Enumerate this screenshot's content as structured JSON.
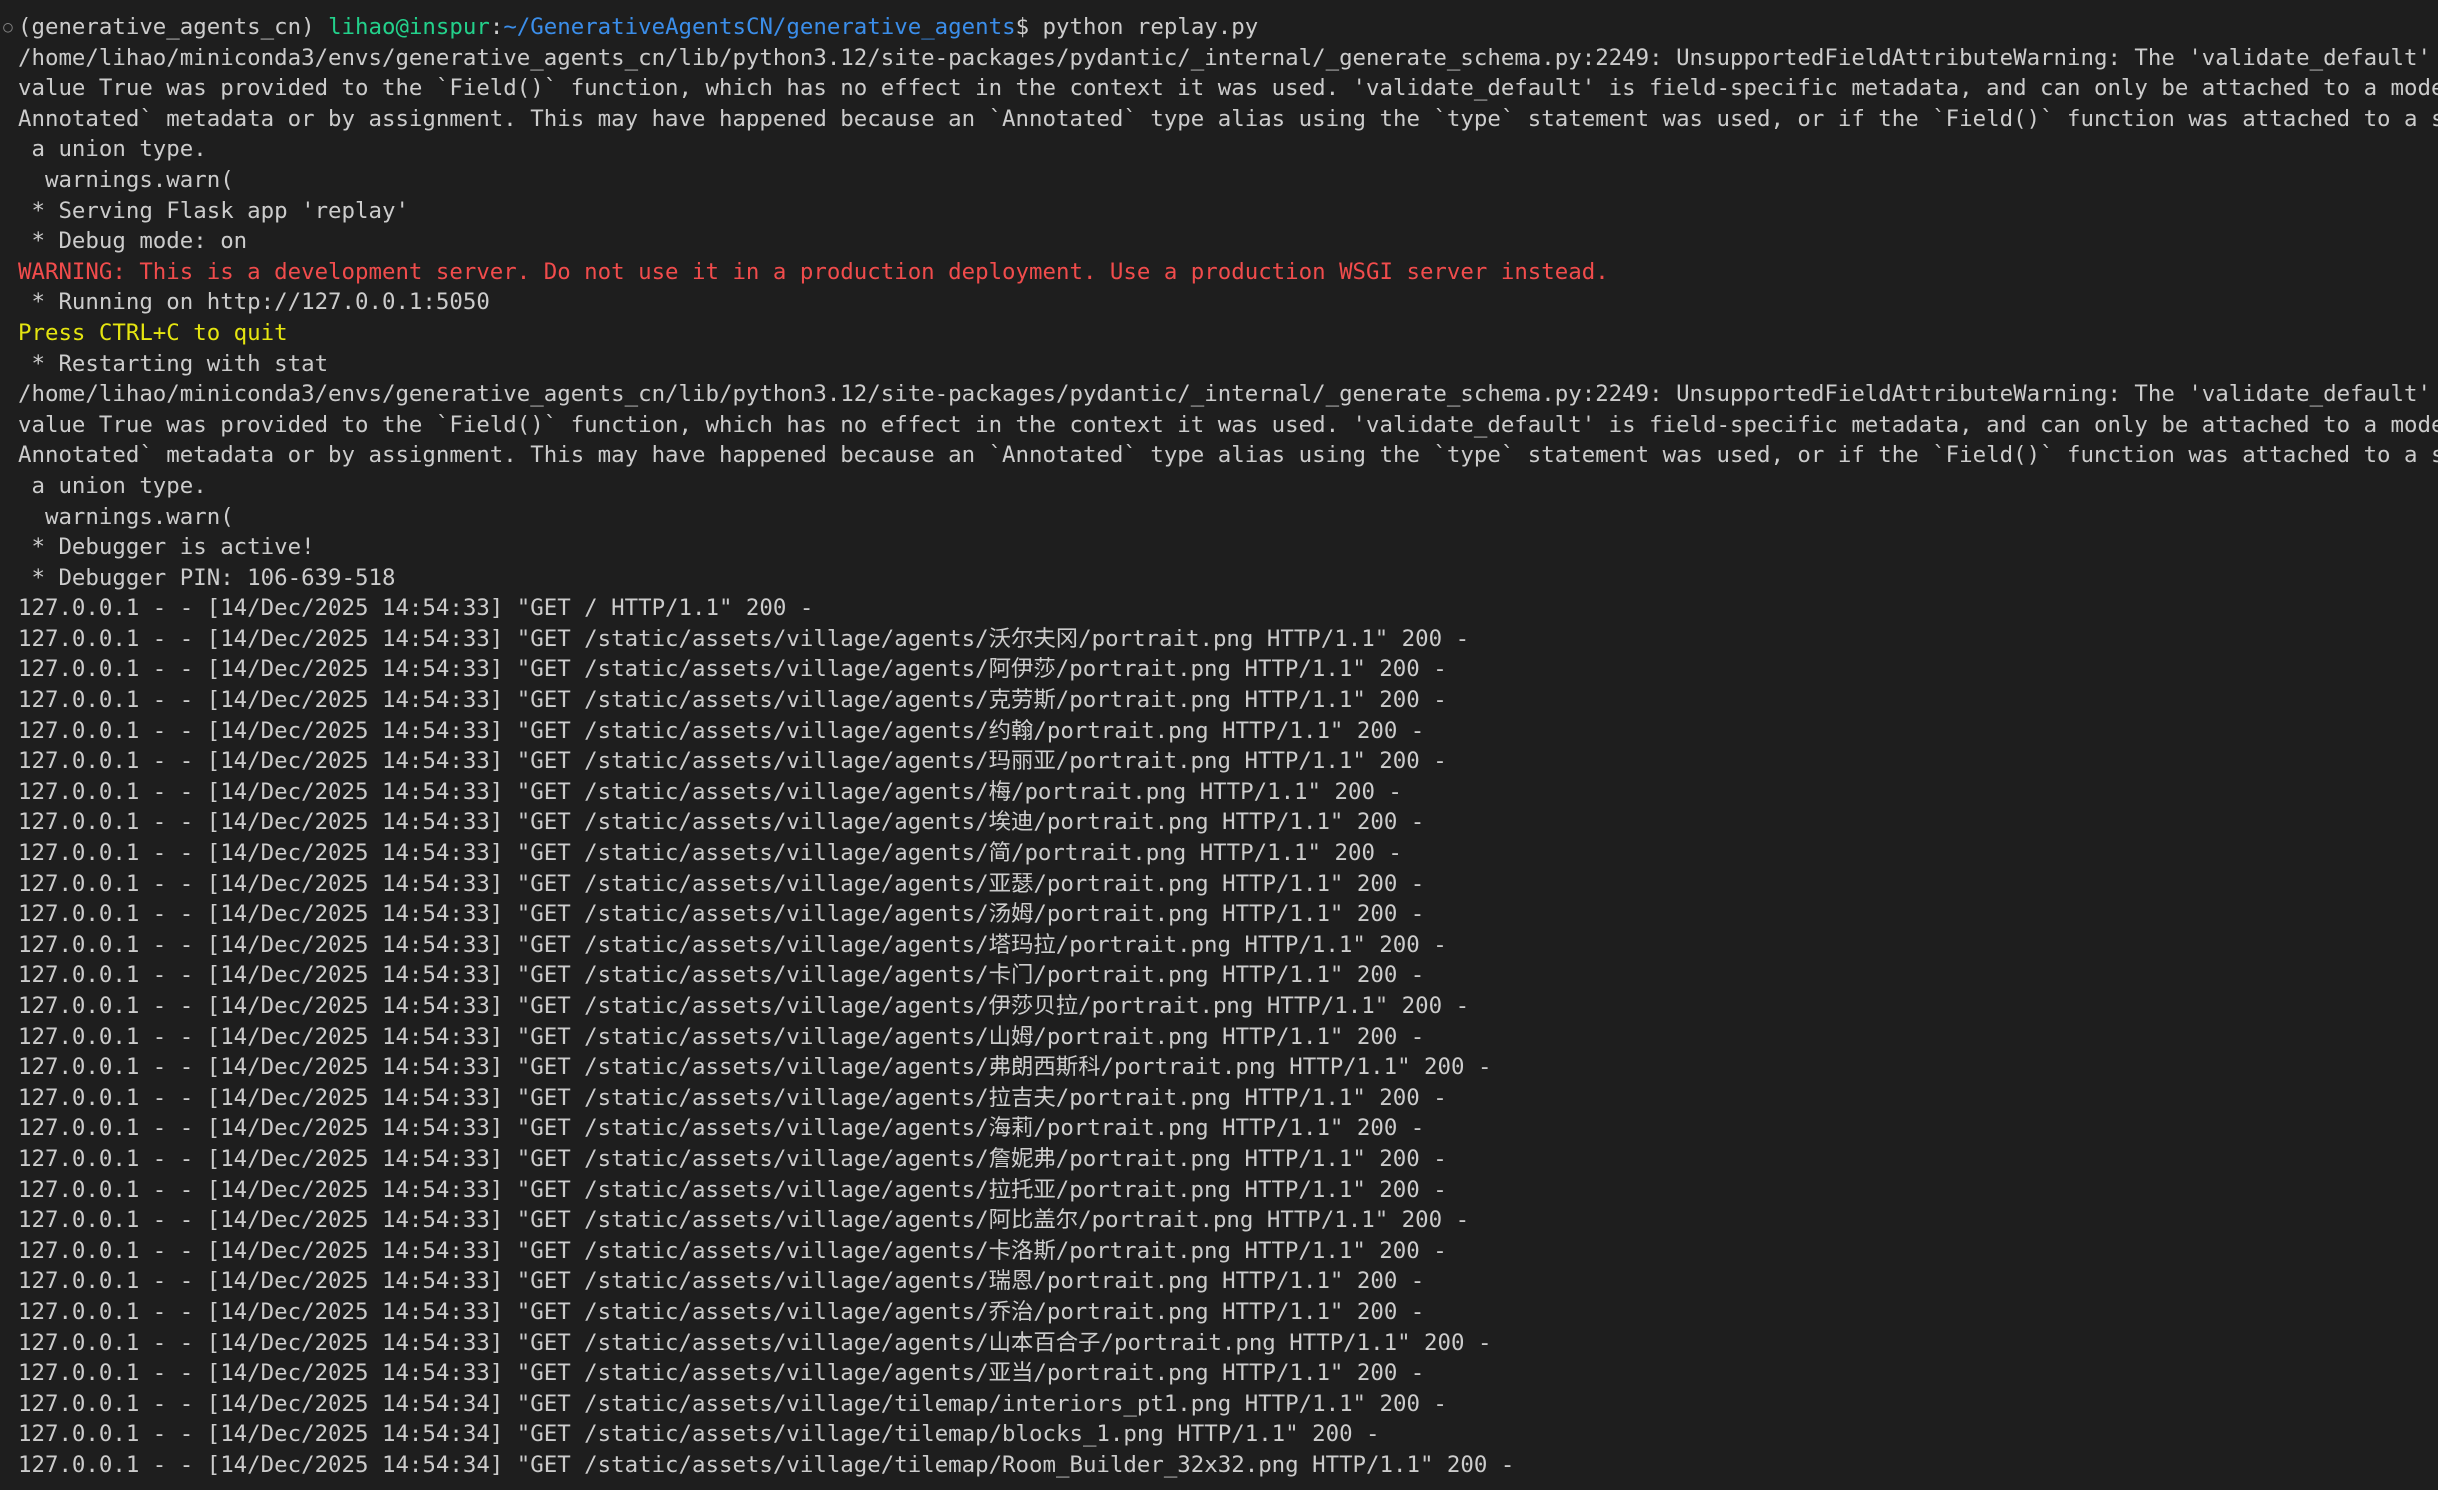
{
  "terminal": {
    "gutter_symbol": "○",
    "prompt": {
      "env": "(generative_agents_cn) ",
      "user_host": "lihao@inspur",
      "colon": ":",
      "path": "~/GenerativeAgentsCN/generative_agents",
      "dollar": "$ ",
      "command": "python replay.py"
    },
    "colors": {
      "background": "#1e1e1e",
      "foreground": "#cccccc",
      "user_host": "#23d18b",
      "path": "#3b8eea",
      "warning": "#f14c4c",
      "hint": "#e5e510"
    },
    "lines": [
      "/home/lihao/miniconda3/envs/generative_agents_cn/lib/python3.12/site-packages/pydantic/_internal/_generate_schema.py:2249: UnsupportedFieldAttributeWarning: The 'validate_default' attribute wi",
      "value True was provided to the `Field()` function, which has no effect in the context it was used. 'validate_default' is field-specific metadata, and can only be attached to a model field usin",
      "Annotated` metadata or by assignment. This may have happened because an `Annotated` type alias using the `type` statement was used, or if the `Field()` function was attached to a single member",
      " a union type.",
      "  warnings.warn(",
      " * Serving Flask app 'replay'",
      " * Debug mode: on",
      "WARNING: This is a development server. Do not use it in a production deployment. Use a production WSGI server instead.",
      " * Running on http://127.0.0.1:5050",
      "Press CTRL+C to quit",
      " * Restarting with stat",
      "/home/lihao/miniconda3/envs/generative_agents_cn/lib/python3.12/site-packages/pydantic/_internal/_generate_schema.py:2249: UnsupportedFieldAttributeWarning: The 'validate_default' attribute wi",
      "value True was provided to the `Field()` function, which has no effect in the context it was used. 'validate_default' is field-specific metadata, and can only be attached to a model field usin",
      "Annotated` metadata or by assignment. This may have happened because an `Annotated` type alias using the `type` statement was used, or if the `Field()` function was attached to a single member",
      " a union type.",
      "  warnings.warn(",
      " * Debugger is active!",
      " * Debugger PIN: 106-639-518",
      "127.0.0.1 - - [14/Dec/2025 14:54:33] \"GET / HTTP/1.1\" 200 -",
      "127.0.0.1 - - [14/Dec/2025 14:54:33] \"GET /static/assets/village/agents/沃尔夫冈/portrait.png HTTP/1.1\" 200 -",
      "127.0.0.1 - - [14/Dec/2025 14:54:33] \"GET /static/assets/village/agents/阿伊莎/portrait.png HTTP/1.1\" 200 -",
      "127.0.0.1 - - [14/Dec/2025 14:54:33] \"GET /static/assets/village/agents/克劳斯/portrait.png HTTP/1.1\" 200 -",
      "127.0.0.1 - - [14/Dec/2025 14:54:33] \"GET /static/assets/village/agents/约翰/portrait.png HTTP/1.1\" 200 -",
      "127.0.0.1 - - [14/Dec/2025 14:54:33] \"GET /static/assets/village/agents/玛丽亚/portrait.png HTTP/1.1\" 200 -",
      "127.0.0.1 - - [14/Dec/2025 14:54:33] \"GET /static/assets/village/agents/梅/portrait.png HTTP/1.1\" 200 -",
      "127.0.0.1 - - [14/Dec/2025 14:54:33] \"GET /static/assets/village/agents/埃迪/portrait.png HTTP/1.1\" 200 -",
      "127.0.0.1 - - [14/Dec/2025 14:54:33] \"GET /static/assets/village/agents/简/portrait.png HTTP/1.1\" 200 -",
      "127.0.0.1 - - [14/Dec/2025 14:54:33] \"GET /static/assets/village/agents/亚瑟/portrait.png HTTP/1.1\" 200 -",
      "127.0.0.1 - - [14/Dec/2025 14:54:33] \"GET /static/assets/village/agents/汤姆/portrait.png HTTP/1.1\" 200 -",
      "127.0.0.1 - - [14/Dec/2025 14:54:33] \"GET /static/assets/village/agents/塔玛拉/portrait.png HTTP/1.1\" 200 -",
      "127.0.0.1 - - [14/Dec/2025 14:54:33] \"GET /static/assets/village/agents/卡门/portrait.png HTTP/1.1\" 200 -",
      "127.0.0.1 - - [14/Dec/2025 14:54:33] \"GET /static/assets/village/agents/伊莎贝拉/portrait.png HTTP/1.1\" 200 -",
      "127.0.0.1 - - [14/Dec/2025 14:54:33] \"GET /static/assets/village/agents/山姆/portrait.png HTTP/1.1\" 200 -",
      "127.0.0.1 - - [14/Dec/2025 14:54:33] \"GET /static/assets/village/agents/弗朗西斯科/portrait.png HTTP/1.1\" 200 -",
      "127.0.0.1 - - [14/Dec/2025 14:54:33] \"GET /static/assets/village/agents/拉吉夫/portrait.png HTTP/1.1\" 200 -",
      "127.0.0.1 - - [14/Dec/2025 14:54:33] \"GET /static/assets/village/agents/海莉/portrait.png HTTP/1.1\" 200 -",
      "127.0.0.1 - - [14/Dec/2025 14:54:33] \"GET /static/assets/village/agents/詹妮弗/portrait.png HTTP/1.1\" 200 -",
      "127.0.0.1 - - [14/Dec/2025 14:54:33] \"GET /static/assets/village/agents/拉托亚/portrait.png HTTP/1.1\" 200 -",
      "127.0.0.1 - - [14/Dec/2025 14:54:33] \"GET /static/assets/village/agents/阿比盖尔/portrait.png HTTP/1.1\" 200 -",
      "127.0.0.1 - - [14/Dec/2025 14:54:33] \"GET /static/assets/village/agents/卡洛斯/portrait.png HTTP/1.1\" 200 -",
      "127.0.0.1 - - [14/Dec/2025 14:54:33] \"GET /static/assets/village/agents/瑞恩/portrait.png HTTP/1.1\" 200 -",
      "127.0.0.1 - - [14/Dec/2025 14:54:33] \"GET /static/assets/village/agents/乔治/portrait.png HTTP/1.1\" 200 -",
      "127.0.0.1 - - [14/Dec/2025 14:54:33] \"GET /static/assets/village/agents/山本百合子/portrait.png HTTP/1.1\" 200 -",
      "127.0.0.1 - - [14/Dec/2025 14:54:33] \"GET /static/assets/village/agents/亚当/portrait.png HTTP/1.1\" 200 -",
      "127.0.0.1 - - [14/Dec/2025 14:54:34] \"GET /static/assets/village/tilemap/interiors_pt1.png HTTP/1.1\" 200 -",
      "127.0.0.1 - - [14/Dec/2025 14:54:34] \"GET /static/assets/village/tilemap/blocks_1.png HTTP/1.1\" 200 -",
      "127.0.0.1 - - [14/Dec/2025 14:54:34] \"GET /static/assets/village/tilemap/Room_Builder_32x32.png HTTP/1.1\" 200 -"
    ]
  }
}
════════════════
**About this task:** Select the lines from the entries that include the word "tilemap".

**Written solution:**
      "127.0.0.1 - - [14/Dec/2025 14:54:34] \"GET /static/assets/village/tilemap/interiors_pt1.png HTTP/1.1\" 200 -",
      "127.0.0.1 - - [14/Dec/2025 14:54:34] \"GET /static/assets/village/tilemap/blocks_1.png HTTP/1.1\" 200 -",
      "127.0.0.1 - - [14/Dec/2025 14:54:34] \"GET /static/assets/village/tilemap/Room_Builder_32x32.png HTTP/1.1\" 200 -"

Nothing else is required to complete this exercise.